# TASK BRIEF
Repeat the entries. Each one must match exactly.
╭──
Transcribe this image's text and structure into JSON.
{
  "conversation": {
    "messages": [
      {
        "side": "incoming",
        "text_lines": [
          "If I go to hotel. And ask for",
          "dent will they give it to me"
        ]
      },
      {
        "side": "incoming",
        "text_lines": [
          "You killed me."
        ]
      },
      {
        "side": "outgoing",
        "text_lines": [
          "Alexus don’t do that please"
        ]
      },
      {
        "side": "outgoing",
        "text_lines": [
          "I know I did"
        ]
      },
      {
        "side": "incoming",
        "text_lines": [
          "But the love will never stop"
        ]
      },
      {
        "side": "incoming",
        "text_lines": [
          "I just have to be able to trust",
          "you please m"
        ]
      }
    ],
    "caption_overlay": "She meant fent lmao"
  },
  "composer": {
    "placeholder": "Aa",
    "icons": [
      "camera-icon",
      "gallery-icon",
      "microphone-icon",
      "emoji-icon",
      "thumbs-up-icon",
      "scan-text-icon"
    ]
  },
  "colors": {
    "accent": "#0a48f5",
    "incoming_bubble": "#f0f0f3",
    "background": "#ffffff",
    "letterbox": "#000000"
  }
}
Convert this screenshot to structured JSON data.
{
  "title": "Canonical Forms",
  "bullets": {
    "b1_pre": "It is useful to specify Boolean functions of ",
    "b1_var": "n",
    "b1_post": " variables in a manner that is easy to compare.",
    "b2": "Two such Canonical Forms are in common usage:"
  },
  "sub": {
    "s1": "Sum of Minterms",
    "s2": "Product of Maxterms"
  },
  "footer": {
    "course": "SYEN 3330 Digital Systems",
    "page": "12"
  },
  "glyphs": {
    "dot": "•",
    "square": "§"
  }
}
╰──
# TASK SOLUTION
Transcribe this image's text and structure into JSON.
{
  "conversation": {
    "messages": [
      {
        "side": "incoming",
        "text_lines": [
          "If I go to hotel. And ask for",
          "dent will they give it to me"
        ]
      },
      {
        "side": "incoming",
        "text_lines": [
          "You killed me."
        ]
      },
      {
        "side": "outgoing",
        "text_lines": [
          "Alexus don’t do that please"
        ]
      },
      {
        "side": "outgoing",
        "text_lines": [
          "I know I did"
        ]
      },
      {
        "side": "incoming",
        "text_lines": [
          "But the love will never stop"
        ]
      },
      {
        "side": "incoming",
        "text_lines": [
          "I just have to be able to trust",
          "you please m"
        ]
      }
    ],
    "caption_overlay": "She meant fent lmao"
  },
  "composer": {
    "placeholder": "Aa",
    "icons": [
      "camera-icon",
      "gallery-icon",
      "microphone-icon",
      "emoji-icon",
      "thumbs-up-icon",
      "scan-text-icon"
    ]
  },
  "colors": {
    "accent": "#0a48f5",
    "incoming_bubble": "#f0f0f3",
    "background": "#ffffff",
    "letterbox": "#000000"
  }
}
Convert this screenshot to structured JSON data.
{
  "title": "Canonical Forms",
  "bullets": {
    "b1_pre": "It is useful to specify Boolean functions of ",
    "b1_var": "n",
    "b1_post": " variables in a manner that is easy to compare.",
    "b2": "Two such Canonical Forms are in common usage:"
  },
  "sub": {
    "s1": "Sum of Minterms",
    "s2": "Product of Maxterms"
  },
  "footer": {
    "course": "SYEN 3330 Digital Systems",
    "page": "12"
  },
  "glyphs": {
    "dot": "•",
    "square": "§"
  }
}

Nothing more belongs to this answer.